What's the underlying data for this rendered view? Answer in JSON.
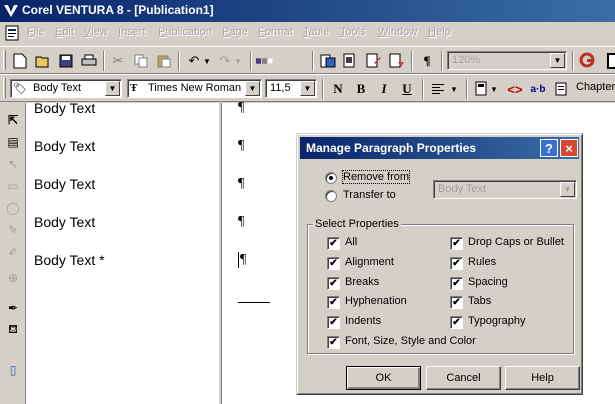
{
  "window": {
    "title": "Corel VENTURA 8 - [Publication1]",
    "app_icon": "ventura-logo-icon"
  },
  "menubar": {
    "items": [
      {
        "label": "File",
        "mnemonic": "F",
        "rest": "ile"
      },
      {
        "label": "Edit",
        "mnemonic": "E",
        "rest": "dit"
      },
      {
        "label": "View",
        "mnemonic": "V",
        "rest": "iew"
      },
      {
        "label": "Insert",
        "mnemonic": "I",
        "rest": "nsert"
      },
      {
        "label": "Publication",
        "mnemonic": "P",
        "rest": "ublication"
      },
      {
        "label": "Page",
        "mnemonic": "P",
        "rest": "age"
      },
      {
        "label": "Format",
        "mnemonic": "F",
        "rest": "ormat"
      },
      {
        "label": "Table",
        "mnemonic": "T",
        "rest": "able"
      },
      {
        "label": "Tools",
        "mnemonic": "T",
        "rest": "ools"
      },
      {
        "label": "Window",
        "mnemonic": "W",
        "rest": "indow"
      },
      {
        "label": "Help",
        "mnemonic": "H",
        "rest": "elp"
      }
    ]
  },
  "toolbar_standard": {
    "zoom_value": "120%",
    "icons": [
      "new-icon",
      "open-icon",
      "save-icon",
      "print-icon",
      "cut-icon",
      "copy-icon",
      "paste-icon",
      "undo-icon",
      "redo-icon",
      "color-swatch-icon",
      "import-icon",
      "export-icon",
      "pilcrow-icon",
      "zoom-icon"
    ]
  },
  "toolbar_format": {
    "tag_value": "Body Text",
    "font_value": "Times New Roman",
    "size_value": "11,5",
    "bold": "B",
    "italic": "I",
    "underline": "U",
    "normal": "N",
    "chapter_label": "Chapter"
  },
  "tag_list": {
    "items": [
      "Body Text",
      "Body Text",
      "Body Text",
      "Body Text",
      "Body Text *"
    ]
  },
  "document": {
    "pilcrow": "¶"
  },
  "dialog": {
    "title": "Manage Paragraph Properties",
    "help_glyph": "?",
    "close_glyph": "×",
    "remove_from_label": "Remove from",
    "transfer_to_label": "Transfer to",
    "transfer_to_value": "Body Text",
    "group_label": "Select Properties",
    "properties_left": [
      "All",
      "Alignment",
      "Breaks",
      "Hyphenation",
      "Indents",
      "Font, Size, Style and Color"
    ],
    "properties_right": [
      "Drop Caps or Bullet",
      "Rules",
      "Spacing",
      "Tabs",
      "Typography"
    ],
    "check_glyph": "✔",
    "ok_label": "OK",
    "cancel_label": "Cancel",
    "help_label": "Help"
  }
}
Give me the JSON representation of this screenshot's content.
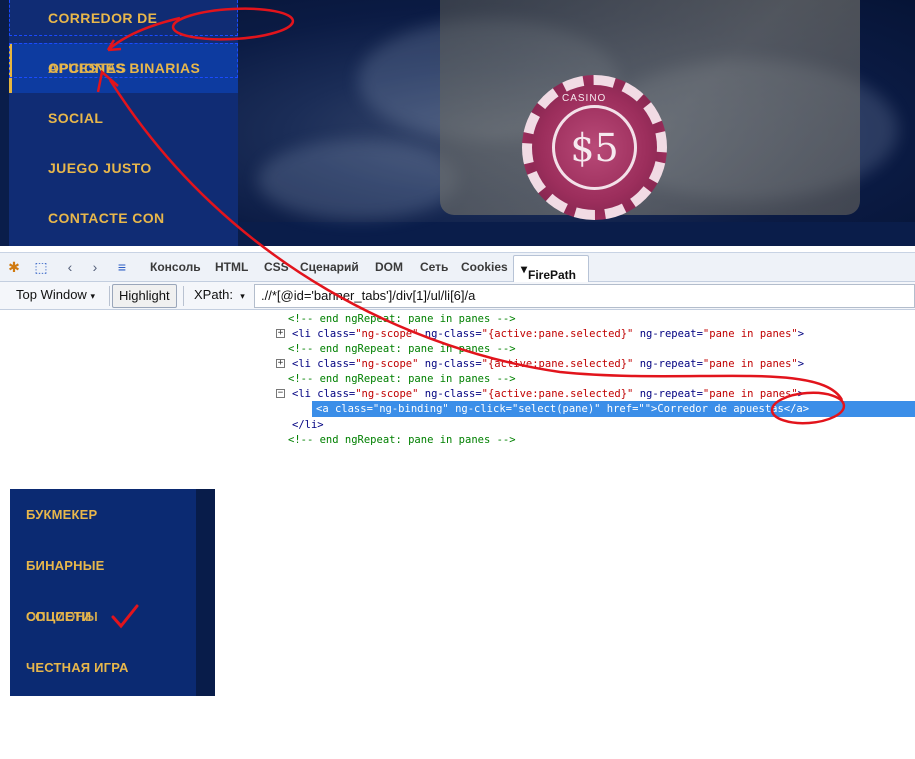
{
  "banner": {
    "nav_items": [
      {
        "label": "CORREDOR DE"
      },
      {
        "label": "OPCIONES BINARIAS"
      },
      {
        "label": "SOCIAL"
      },
      {
        "label": "JUEGO JUSTO"
      },
      {
        "label": "CONTACTE CON"
      }
    ],
    "overlap_text": "APUESTAS",
    "chip_text": "CASINO",
    "chip_value": "$5"
  },
  "devtools": {
    "tabs": [
      "Консоль",
      "HTML",
      "CSS",
      "Сценарий",
      "DOM",
      "Сеть",
      "Cookies"
    ],
    "active_tab": "FirePath",
    "toolbar": {
      "window_select": "Top Window",
      "highlight_label": "Highlight",
      "xpath_label": "XPath:",
      "xpath_value": ".//*[@id='banner_tabs']/div[1]/ul/li[6]/a"
    },
    "code": {
      "comment": "<!-- end ngRepeat: pane in panes -->",
      "li_open_a": "<li class=",
      "li_class_val": "\"ng-scope\"",
      "li_ngclass_attr": " ng-class=",
      "li_ngclass_val": "\"{active:pane.selected}\"",
      "li_repeat_attr": " ng-repeat=",
      "li_repeat_val": "\"pane in panes\"",
      "li_close": ">",
      "selected_line": "<a class=\"ng-binding\" ng-click=\"select(pane)\" href=\"\">Corredor de apuestas</a>",
      "li_end": "</li>"
    }
  },
  "ru_nav": {
    "items": [
      {
        "label": "БУКМЕКЕР"
      },
      {
        "label": "БИНАРНЫЕ"
      },
      {
        "label": "СОЦСЕТИ"
      },
      {
        "label": "ЧЕСТНАЯ ИГРА"
      }
    ],
    "overlap_text": "ОПЦИОНЫ"
  },
  "colors": {
    "nav_gold": "#e8b74b",
    "nav_blue": "#102c74",
    "selection": "#3b8ee8",
    "annotation_red": "#e2141c"
  }
}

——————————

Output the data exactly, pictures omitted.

What's the underlying data for this rendered view? Answer in JSON.
{
  "window": {
    "title": "Corel VENTURA 8 - [Publication1]",
    "app_icon": "ventura-logo-icon"
  },
  "menubar": {
    "items": [
      {
        "label": "File",
        "mnemonic": "F",
        "rest": "ile"
      },
      {
        "label": "Edit",
        "mnemonic": "E",
        "rest": "dit"
      },
      {
        "label": "View",
        "mnemonic": "V",
        "rest": "iew"
      },
      {
        "label": "Insert",
        "mnemonic": "I",
        "rest": "nsert"
      },
      {
        "label": "Publication",
        "mnemonic": "P",
        "rest": "ublication"
      },
      {
        "label": "Page",
        "mnemonic": "P",
        "rest": "age"
      },
      {
        "label": "Format",
        "mnemonic": "F",
        "rest": "ormat"
      },
      {
        "label": "Table",
        "mnemonic": "T",
        "rest": "able"
      },
      {
        "label": "Tools",
        "mnemonic": "T",
        "rest": "ools"
      },
      {
        "label": "Window",
        "mnemonic": "W",
        "rest": "indow"
      },
      {
        "label": "Help",
        "mnemonic": "H",
        "rest": "elp"
      }
    ]
  },
  "toolbar_standard": {
    "zoom_value": "120%",
    "icons": [
      "new-icon",
      "open-icon",
      "save-icon",
      "print-icon",
      "cut-icon",
      "copy-icon",
      "paste-icon",
      "undo-icon",
      "redo-icon",
      "color-swatch-icon",
      "import-icon",
      "export-icon",
      "pilcrow-icon",
      "zoom-icon"
    ]
  },
  "toolbar_format": {
    "tag_value": "Body Text",
    "font_value": "Times New Roman",
    "size_value": "11,5",
    "bold": "B",
    "italic": "I",
    "underline": "U",
    "normal": "N",
    "chapter_label": "Chapter"
  },
  "tag_list": {
    "items": [
      "Body Text",
      "Body Text",
      "Body Text",
      "Body Text",
      "Body Text *"
    ]
  },
  "document": {
    "pilcrow": "¶"
  },
  "dialog": {
    "title": "Manage Paragraph Properties",
    "help_glyph": "?",
    "close_glyph": "×",
    "remove_from_label": "Remove from",
    "transfer_to_label": "Transfer to",
    "transfer_to_value": "Body Text",
    "group_label": "Select Properties",
    "properties_left": [
      "All",
      "Alignment",
      "Breaks",
      "Hyphenation",
      "Indents",
      "Font, Size, Style and Color"
    ],
    "properties_right": [
      "Drop Caps or Bullet",
      "Rules",
      "Spacing",
      "Tabs",
      "Typography"
    ],
    "check_glyph": "✔",
    "ok_label": "OK",
    "cancel_label": "Cancel",
    "help_label": "Help"
  }
}
Give me the JSON representation of this screenshot's content.
{
  "banner": {
    "nav_items": [
      {
        "label": "CORREDOR DE"
      },
      {
        "label": "OPCIONES BINARIAS"
      },
      {
        "label": "SOCIAL"
      },
      {
        "label": "JUEGO JUSTO"
      },
      {
        "label": "CONTACTE CON"
      }
    ],
    "overlap_text": "APUESTAS",
    "chip_text": "CASINO",
    "chip_value": "$5"
  },
  "devtools": {
    "tabs": [
      "Консоль",
      "HTML",
      "CSS",
      "Сценарий",
      "DOM",
      "Сеть",
      "Cookies"
    ],
    "active_tab": "FirePath",
    "toolbar": {
      "window_select": "Top Window",
      "highlight_label": "Highlight",
      "xpath_label": "XPath:",
      "xpath_value": ".//*[@id='banner_tabs']/div[1]/ul/li[6]/a"
    },
    "code": {
      "comment": "<!-- end ngRepeat: pane in panes -->",
      "li_open_a": "<li class=",
      "li_class_val": "\"ng-scope\"",
      "li_ngclass_attr": " ng-class=",
      "li_ngclass_val": "\"{active:pane.selected}\"",
      "li_repeat_attr": " ng-repeat=",
      "li_repeat_val": "\"pane in panes\"",
      "li_close": ">",
      "selected_line": "<a class=\"ng-binding\" ng-click=\"select(pane)\" href=\"\">Corredor de apuestas</a>",
      "li_end": "</li>"
    }
  },
  "ru_nav": {
    "items": [
      {
        "label": "БУКМЕКЕР"
      },
      {
        "label": "БИНАРНЫЕ"
      },
      {
        "label": "СОЦСЕТИ"
      },
      {
        "label": "ЧЕСТНАЯ ИГРА"
      }
    ],
    "overlap_text": "ОПЦИОНЫ"
  },
  "colors": {
    "nav_gold": "#e8b74b",
    "nav_blue": "#102c74",
    "selection": "#3b8ee8",
    "annotation_red": "#e2141c"
  }
}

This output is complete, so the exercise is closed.